Tips on adjusting your roster in weekly fantasy baseball leagues.
Many fantasy baseball leagues are set up so that teams accumulate statistics based on the players that are active during that particular week, often a Monday through Sunday week. Some leagues allow daily changes to be made in the league, but this is often too much for the average fantasy baseball player as most of us don’t really want to bother looking at our rosters every day. It seems as though Sunday night is the perfect night to make changes since most Sundays are day games and we often have sufficient time on Sunday night to do our homework.
Here are some tips to help you make roster adjustments for weekly leagues.
Check Games Scheduled
Some teams will play 7 games per week and others may only play 6 some weeks. This is possibly the single most important factor and its the first thing I check each week prior to determining my starting lineup.
Check the Weather
You don’t have to worry about it in Miami anymore, but if there’s a big storm in a particular part of the country, that may mean a rainout for your player and a rainout means that player scores you no points.
Matchups are Everything

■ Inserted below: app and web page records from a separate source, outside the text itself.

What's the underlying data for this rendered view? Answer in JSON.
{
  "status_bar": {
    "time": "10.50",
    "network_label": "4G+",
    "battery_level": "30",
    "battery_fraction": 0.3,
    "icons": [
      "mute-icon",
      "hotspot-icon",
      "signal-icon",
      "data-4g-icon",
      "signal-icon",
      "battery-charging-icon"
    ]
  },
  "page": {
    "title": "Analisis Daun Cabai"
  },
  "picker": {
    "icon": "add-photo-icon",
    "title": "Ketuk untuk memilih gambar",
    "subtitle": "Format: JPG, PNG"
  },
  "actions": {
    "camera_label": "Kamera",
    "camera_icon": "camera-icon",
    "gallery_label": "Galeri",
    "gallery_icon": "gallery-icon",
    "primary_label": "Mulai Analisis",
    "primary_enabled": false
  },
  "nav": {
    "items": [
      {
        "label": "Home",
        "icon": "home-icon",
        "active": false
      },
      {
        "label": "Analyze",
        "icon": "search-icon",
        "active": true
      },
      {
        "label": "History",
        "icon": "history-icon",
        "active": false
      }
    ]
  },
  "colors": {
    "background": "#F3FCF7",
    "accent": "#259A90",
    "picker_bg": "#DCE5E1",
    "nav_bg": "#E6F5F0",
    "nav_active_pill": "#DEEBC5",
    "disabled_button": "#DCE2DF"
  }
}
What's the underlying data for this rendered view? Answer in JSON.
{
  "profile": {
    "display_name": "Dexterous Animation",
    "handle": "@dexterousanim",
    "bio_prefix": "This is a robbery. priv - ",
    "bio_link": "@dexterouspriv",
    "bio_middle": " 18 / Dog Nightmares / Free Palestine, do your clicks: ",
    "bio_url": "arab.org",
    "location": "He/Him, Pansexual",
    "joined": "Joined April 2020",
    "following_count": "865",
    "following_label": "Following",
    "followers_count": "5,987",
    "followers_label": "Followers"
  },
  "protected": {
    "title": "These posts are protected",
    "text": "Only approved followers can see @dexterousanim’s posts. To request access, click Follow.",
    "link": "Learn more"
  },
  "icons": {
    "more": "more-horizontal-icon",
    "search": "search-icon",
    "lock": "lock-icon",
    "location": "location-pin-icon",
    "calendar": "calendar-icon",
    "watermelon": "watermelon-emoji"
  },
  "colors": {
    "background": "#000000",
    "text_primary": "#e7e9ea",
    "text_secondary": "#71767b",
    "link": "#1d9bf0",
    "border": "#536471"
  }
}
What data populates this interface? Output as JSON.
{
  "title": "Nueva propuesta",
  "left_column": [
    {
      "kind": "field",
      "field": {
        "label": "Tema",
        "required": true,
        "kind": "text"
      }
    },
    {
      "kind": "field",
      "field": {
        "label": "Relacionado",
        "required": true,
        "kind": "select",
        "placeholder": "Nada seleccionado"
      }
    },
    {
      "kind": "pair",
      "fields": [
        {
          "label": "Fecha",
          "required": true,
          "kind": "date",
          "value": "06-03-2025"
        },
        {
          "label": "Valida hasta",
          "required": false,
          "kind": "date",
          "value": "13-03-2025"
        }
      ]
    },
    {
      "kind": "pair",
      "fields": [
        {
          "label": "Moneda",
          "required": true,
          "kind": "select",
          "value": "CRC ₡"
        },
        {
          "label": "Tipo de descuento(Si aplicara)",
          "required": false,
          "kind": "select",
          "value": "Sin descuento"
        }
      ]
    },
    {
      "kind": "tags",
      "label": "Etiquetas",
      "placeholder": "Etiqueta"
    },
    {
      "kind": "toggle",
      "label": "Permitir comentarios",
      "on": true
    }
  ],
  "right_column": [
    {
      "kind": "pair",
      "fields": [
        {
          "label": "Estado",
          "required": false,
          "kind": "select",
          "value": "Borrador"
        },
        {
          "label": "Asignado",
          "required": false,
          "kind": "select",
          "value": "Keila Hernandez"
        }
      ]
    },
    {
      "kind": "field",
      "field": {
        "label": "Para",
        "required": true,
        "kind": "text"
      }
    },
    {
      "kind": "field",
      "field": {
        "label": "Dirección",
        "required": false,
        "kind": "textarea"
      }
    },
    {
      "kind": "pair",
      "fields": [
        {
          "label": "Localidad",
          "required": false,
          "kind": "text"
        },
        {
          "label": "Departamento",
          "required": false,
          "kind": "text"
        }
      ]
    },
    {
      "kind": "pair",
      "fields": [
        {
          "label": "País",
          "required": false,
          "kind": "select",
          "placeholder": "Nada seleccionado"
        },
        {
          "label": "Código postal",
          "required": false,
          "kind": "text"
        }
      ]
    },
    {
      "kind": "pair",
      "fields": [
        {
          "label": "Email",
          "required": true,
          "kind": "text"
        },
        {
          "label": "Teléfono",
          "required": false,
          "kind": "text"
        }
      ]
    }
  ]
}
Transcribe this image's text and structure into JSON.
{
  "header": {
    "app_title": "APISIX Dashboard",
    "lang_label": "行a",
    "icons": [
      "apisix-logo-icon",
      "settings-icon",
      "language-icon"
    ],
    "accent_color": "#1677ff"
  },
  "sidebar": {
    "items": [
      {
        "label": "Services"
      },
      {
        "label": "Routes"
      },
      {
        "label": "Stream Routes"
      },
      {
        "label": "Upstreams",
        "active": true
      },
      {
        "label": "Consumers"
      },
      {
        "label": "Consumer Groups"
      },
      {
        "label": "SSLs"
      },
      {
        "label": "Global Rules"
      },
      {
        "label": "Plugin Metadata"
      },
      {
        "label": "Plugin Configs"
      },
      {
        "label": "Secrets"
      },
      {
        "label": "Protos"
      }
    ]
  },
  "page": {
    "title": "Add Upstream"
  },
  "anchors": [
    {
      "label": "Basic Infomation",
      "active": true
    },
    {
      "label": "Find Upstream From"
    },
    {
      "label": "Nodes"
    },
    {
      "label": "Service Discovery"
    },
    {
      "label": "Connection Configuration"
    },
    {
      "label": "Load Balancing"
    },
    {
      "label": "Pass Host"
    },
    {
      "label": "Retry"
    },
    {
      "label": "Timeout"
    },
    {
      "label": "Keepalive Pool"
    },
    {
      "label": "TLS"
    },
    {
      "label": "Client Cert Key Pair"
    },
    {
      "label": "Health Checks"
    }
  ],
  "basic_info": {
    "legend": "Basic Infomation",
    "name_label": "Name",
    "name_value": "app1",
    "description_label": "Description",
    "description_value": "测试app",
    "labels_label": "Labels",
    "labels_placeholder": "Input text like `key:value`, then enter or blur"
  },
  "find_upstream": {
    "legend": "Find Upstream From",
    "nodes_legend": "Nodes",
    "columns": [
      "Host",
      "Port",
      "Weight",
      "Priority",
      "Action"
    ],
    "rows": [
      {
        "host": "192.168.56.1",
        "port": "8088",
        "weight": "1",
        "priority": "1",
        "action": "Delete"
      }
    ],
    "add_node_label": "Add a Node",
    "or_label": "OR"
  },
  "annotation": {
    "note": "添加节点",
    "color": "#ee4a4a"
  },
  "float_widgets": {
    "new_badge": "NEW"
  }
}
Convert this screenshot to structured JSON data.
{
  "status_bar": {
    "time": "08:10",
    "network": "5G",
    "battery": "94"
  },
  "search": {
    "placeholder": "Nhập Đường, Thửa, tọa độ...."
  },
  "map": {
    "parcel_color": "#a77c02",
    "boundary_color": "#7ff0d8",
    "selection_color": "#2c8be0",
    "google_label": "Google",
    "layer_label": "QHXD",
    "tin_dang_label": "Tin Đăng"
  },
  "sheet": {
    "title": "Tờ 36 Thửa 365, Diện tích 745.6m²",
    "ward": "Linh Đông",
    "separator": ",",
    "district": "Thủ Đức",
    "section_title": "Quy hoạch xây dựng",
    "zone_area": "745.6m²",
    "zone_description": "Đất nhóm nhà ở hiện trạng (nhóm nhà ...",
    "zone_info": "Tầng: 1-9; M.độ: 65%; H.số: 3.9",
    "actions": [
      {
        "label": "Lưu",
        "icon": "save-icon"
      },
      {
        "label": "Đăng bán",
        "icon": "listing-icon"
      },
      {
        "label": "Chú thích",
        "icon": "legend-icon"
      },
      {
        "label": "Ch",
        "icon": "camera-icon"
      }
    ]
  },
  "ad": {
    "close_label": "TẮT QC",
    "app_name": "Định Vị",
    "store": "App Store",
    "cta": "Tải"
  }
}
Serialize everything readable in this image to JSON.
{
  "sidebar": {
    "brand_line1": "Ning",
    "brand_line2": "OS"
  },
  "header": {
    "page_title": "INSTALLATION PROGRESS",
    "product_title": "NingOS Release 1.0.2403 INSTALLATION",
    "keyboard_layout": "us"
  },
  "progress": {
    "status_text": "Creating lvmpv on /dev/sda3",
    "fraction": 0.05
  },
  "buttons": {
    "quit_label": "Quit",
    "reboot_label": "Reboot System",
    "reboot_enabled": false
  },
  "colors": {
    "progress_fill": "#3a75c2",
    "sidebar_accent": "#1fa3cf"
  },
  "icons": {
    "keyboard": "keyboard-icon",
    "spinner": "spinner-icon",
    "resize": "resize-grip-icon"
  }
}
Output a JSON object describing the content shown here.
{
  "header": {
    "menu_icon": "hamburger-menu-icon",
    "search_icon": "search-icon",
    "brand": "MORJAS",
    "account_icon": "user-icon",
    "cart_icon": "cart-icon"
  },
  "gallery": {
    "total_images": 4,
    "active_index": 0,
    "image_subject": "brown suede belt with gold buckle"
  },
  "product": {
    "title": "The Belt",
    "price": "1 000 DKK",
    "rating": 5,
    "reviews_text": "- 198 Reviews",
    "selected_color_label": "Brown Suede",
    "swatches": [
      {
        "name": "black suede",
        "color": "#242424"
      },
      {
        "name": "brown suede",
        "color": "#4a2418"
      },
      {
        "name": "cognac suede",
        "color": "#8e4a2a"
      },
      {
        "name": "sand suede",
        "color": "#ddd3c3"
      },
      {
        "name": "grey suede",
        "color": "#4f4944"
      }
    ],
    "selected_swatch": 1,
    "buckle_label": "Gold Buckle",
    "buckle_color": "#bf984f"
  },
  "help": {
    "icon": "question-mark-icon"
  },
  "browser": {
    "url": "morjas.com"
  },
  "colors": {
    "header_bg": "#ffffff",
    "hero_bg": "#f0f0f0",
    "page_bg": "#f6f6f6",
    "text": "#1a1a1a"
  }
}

Go to your favorite site and take a look at who your team is playing that week. Make your roster moves according to the strength of the opponent and if you are playing home or away. AccuScore is a great resource for projecting statistics for all fantasy baseball players for the upcoming week. AccuScore is for managers that like to play it scientifically rather than by hunches. They’ll even break down the stats by saying that a particular player is anticipated to have 21.4 at bats that week!
Pitching, Pitching, Pitching
Take a look at who your platoon players will be facing on the mound. Make adjustments based on that. If, for example, your left-handed hitting platoon player is scheduled to face 4 opposing lefties that week, you may want to opt for another player in your starting lineup that week.
Two Start Pitchers
Keep at least one spot on your roster available for middling starting pitchers. It’s almost always better to go with a middling starting pitcher who will be making two starts that week. This is known in fantasy baseball as streaming pitchers and is one of the best strategies an active fantasy baseball manager can make.
Who’s Hot, Who’s Not
Always go with the player that’s hot rather than the players that’s due, if simply for the fact that you’ll regret it more next week if you don’t follow this strategy.